More big matches were scheduled on the Old River Nene, and I watched with interest the way competitors set up. You soon get to know the best equipment because many are using it. The most popular platform by far is the Matrix Duralite Mk11, which is the design Alex at Rookery Waters sold me. Barrow wise, number one appears to be the Preston 4 Wheel Shuttle, although I did notice a few motorised models, which was interesting. I bumped into my old Essex County teammate Bob Nudd, setting up with his usual infectious enthusiasm. The four times World Champion showed me the rigs he uses and the precise way he sets them up. It was great to see him again and to go over old times. I still have trophies in my study, we won together, such as the NFA Team Challenge and the Drennan Super League. They were truly wonderful times.

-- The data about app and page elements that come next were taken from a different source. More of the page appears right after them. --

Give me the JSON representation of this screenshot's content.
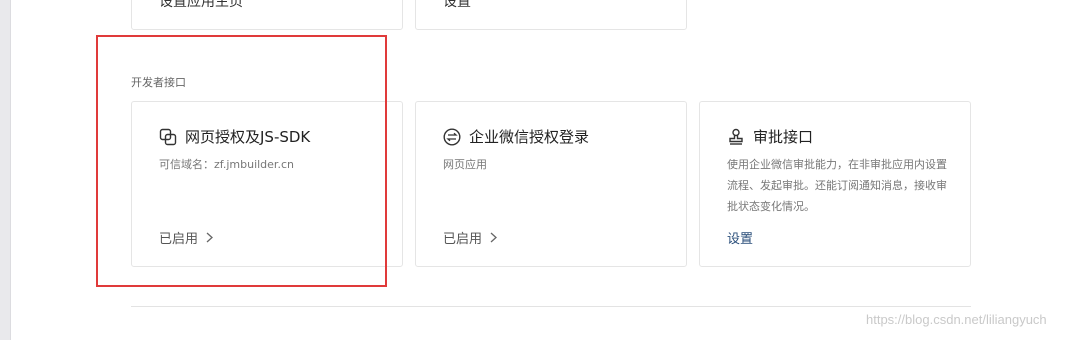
{
  "top_cards": [
    {
      "text": "设置应用主页"
    },
    {
      "text": "设置"
    }
  ],
  "section": {
    "title": "开发者接口"
  },
  "cards": [
    {
      "title": "网页授权及JS-SDK",
      "icon": "web-auth-icon",
      "desc": "可信域名：zf.jmbuilder.cn",
      "status": "已启用"
    },
    {
      "title": "企业微信授权登录",
      "icon": "wecom-login-icon",
      "desc": "网页应用",
      "status": "已启用"
    },
    {
      "title": "审批接口",
      "icon": "stamp-icon",
      "desc": "使用企业微信审批能力，在非审批应用内设置流程、发起审批。还能订阅通知消息，接收审批状态变化情况。",
      "link": "设置"
    }
  ],
  "colors": {
    "highlight": "#e03a3a",
    "link": "#2a4e7a"
  },
  "watermark": "https://blog.csdn.net/liliangyuch"
}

I met with my mate Andy at Biggen Lake near Oundle, which is set in a golf course. They hold silver fish matches on here, so we decided to approach it differently, to find out what works best. Andy carefully cupped bait over two pole lines, while I simply set up an insert waggler, planning to loose feed a mixture of small pellets and casters. It was cold and windy, but it didn’t take long to string some bites together. We had been told the main species to target was skimmers, although roach were also present, but sorting out the bigger ones was not an easy task. I caught a decent skimmer first, fishing into just over 4ft of water, a fair distance out. I began with red maggot on the hook, but quickly got troubled by tiny roach. Andy experienced the same problem, switching to pellets and began netting a few decent skimmers.

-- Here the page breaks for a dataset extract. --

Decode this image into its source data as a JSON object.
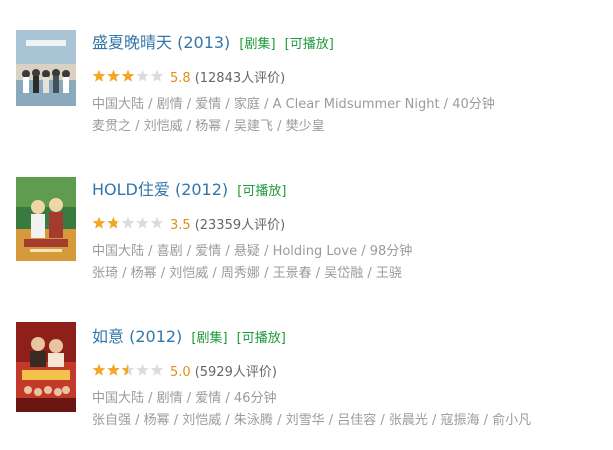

It wasn’t easy fishing because numerous tiny roach were impossible to feed off, hence the reason I suspect most people use pellets to get through to the skimmers. But the issue with the latter bait is it also attracts carp, which are prolific in this 5-acre venue. Casters seemed a sensible option, but the small silvers loved them too. I made the mistake of upping my loose feed, getting carried away when a brace of nice skimmers resulted, before latching into an inevitable carp. It was a proper lump that proceeded to completely wreck my swim by churning the bottom up, taking me for a ride all over the place. I was only on relatively light gear, yet it amazed me the amount of pressure I could apply against the fish. Even then, it ploughed through Andy’s peg and took his delicate pole rig with it. I eventually landed this 17lb monster.

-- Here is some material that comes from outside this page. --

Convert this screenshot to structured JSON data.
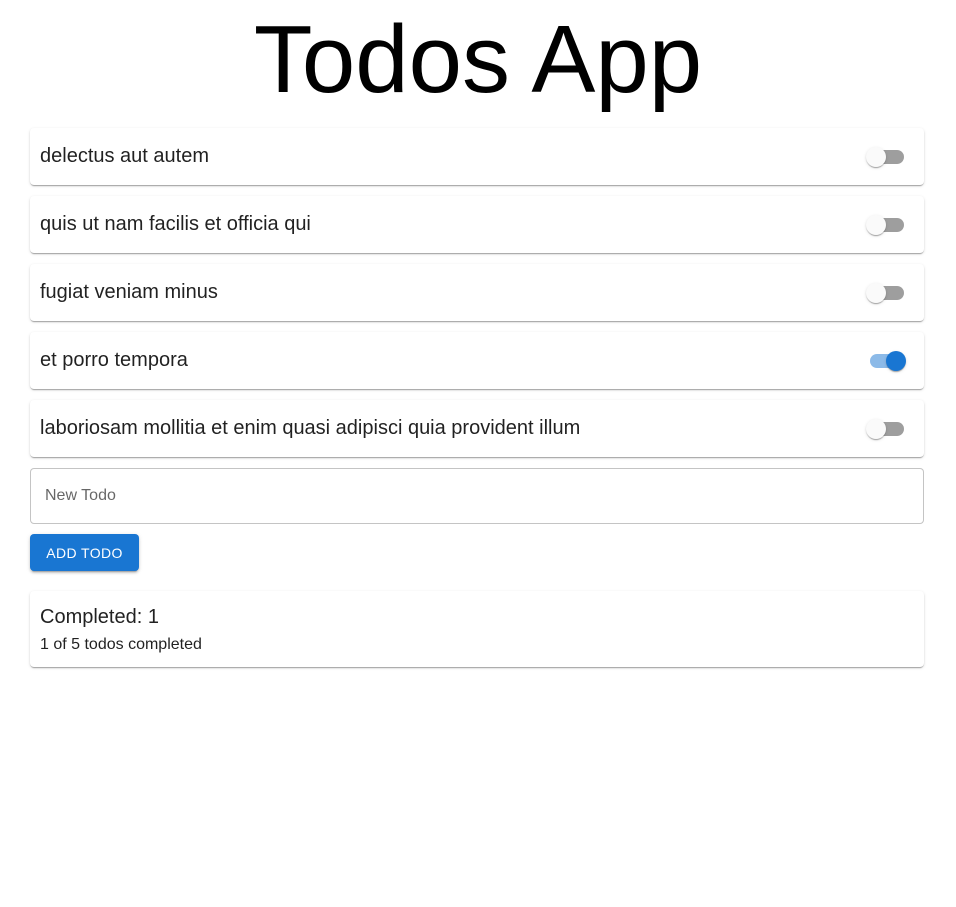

With the sound of the odd golf ball being hit in the distance, the rest of the session turned into a game of trying to coax the skimmers into feeding, while not encouraging the carp. The problem with feeding lightly was the hordes of tiny roach were mopping everything up, not leaving anything to hold the bigger skimmers. We both enjoyed a few good spells, but also got bunkered by carp a few times. Staying on the right path wasn’t easy and required more work. I didn’t bother adding any tiny roach in my keepnet, putting a few pounds of them straight back. I ended up with this bag of skimmers, but would need a lot more I reckoned for a potential framing weight. Andy did better than me with low double figures of silvers, but again not quite enough we suspected to get in the coin on a match. More work was needed to sort this place out.